> **Task objective**
Every line of the data that includes "xmms" should be copied out.

> **Provided entries**
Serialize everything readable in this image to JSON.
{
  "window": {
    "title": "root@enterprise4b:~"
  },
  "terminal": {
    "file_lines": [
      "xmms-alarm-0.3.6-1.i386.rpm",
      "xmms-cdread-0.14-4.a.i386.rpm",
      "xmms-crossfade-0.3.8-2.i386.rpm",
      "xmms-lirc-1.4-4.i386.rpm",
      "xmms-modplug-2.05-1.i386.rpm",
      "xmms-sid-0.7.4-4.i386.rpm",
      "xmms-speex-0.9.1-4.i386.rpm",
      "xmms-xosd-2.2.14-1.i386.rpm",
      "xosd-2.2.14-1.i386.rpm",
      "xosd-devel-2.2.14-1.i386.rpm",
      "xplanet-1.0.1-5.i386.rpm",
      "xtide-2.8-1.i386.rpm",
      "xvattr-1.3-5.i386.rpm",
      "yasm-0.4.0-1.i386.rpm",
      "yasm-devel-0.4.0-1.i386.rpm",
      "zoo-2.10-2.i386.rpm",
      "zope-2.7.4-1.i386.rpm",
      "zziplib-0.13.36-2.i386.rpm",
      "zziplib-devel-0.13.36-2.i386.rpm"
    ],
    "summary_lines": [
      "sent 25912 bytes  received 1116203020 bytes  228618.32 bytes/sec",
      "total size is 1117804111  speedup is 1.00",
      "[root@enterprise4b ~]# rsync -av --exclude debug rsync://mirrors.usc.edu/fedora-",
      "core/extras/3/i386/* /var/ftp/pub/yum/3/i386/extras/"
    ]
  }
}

> **Expected answer**
      "xmms-alarm-0.3.6-1.i386.rpm",
      "xmms-cdread-0.14-4.a.i386.rpm",
      "xmms-crossfade-0.3.8-2.i386.rpm",
      "xmms-lirc-1.4-4.i386.rpm",
      "xmms-modplug-2.05-1.i386.rpm",
      "xmms-sid-0.7.4-4.i386.rpm",
      "xmms-speex-0.9.1-4.i386.rpm",
      "xmms-xosd-2.2.14-1.i386.rpm",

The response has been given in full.